(Interface dataset entries)
---*---
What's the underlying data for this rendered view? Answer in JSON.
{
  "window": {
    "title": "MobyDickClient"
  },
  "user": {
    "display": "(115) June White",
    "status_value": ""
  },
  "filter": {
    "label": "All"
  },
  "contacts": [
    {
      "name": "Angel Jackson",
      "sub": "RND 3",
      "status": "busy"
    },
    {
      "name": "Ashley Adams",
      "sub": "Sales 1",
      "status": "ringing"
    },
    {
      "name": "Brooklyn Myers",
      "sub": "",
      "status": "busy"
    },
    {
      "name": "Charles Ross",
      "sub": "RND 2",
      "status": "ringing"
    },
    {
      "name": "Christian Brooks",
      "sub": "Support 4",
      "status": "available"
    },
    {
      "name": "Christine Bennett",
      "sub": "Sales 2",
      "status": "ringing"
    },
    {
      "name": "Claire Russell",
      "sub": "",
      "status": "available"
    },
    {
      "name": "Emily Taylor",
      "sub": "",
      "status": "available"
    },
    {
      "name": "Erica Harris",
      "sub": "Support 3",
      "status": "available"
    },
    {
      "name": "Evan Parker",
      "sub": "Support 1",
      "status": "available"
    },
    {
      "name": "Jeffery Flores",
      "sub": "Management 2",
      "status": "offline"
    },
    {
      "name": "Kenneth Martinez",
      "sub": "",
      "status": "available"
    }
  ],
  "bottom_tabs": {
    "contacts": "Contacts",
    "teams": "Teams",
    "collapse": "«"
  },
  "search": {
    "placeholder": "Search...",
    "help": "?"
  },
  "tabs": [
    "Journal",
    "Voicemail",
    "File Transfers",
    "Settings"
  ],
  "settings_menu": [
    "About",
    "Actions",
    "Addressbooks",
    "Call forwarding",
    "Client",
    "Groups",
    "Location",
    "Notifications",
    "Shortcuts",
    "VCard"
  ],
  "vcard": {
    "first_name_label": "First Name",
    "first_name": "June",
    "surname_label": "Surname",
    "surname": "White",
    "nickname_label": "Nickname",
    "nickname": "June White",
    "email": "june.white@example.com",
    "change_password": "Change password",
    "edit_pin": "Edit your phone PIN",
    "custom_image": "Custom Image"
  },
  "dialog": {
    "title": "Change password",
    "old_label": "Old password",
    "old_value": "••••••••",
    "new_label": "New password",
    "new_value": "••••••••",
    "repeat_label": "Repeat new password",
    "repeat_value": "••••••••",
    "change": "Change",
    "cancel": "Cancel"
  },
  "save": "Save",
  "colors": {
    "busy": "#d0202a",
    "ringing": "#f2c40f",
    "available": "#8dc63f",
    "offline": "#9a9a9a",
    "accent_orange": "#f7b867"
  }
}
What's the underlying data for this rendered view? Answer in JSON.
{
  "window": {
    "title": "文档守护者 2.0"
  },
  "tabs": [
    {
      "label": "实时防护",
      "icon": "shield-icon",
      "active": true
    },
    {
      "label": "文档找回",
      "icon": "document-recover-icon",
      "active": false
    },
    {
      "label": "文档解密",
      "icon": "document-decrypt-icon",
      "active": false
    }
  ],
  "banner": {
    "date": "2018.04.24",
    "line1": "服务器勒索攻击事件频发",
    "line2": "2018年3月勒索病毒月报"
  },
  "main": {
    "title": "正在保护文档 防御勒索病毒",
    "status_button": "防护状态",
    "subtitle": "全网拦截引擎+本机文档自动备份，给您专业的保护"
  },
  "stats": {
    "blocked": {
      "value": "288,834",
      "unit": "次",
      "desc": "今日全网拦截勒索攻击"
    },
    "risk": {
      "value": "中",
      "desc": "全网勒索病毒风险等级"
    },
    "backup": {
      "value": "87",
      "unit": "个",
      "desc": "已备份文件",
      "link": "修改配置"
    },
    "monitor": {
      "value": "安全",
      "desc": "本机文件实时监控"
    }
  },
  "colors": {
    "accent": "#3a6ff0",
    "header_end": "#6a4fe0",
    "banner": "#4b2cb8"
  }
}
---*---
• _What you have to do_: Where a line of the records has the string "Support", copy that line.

• _Exercise output_:
      "sub": "Support 4",
      "sub": "Support 3",
      "sub": "Support 1",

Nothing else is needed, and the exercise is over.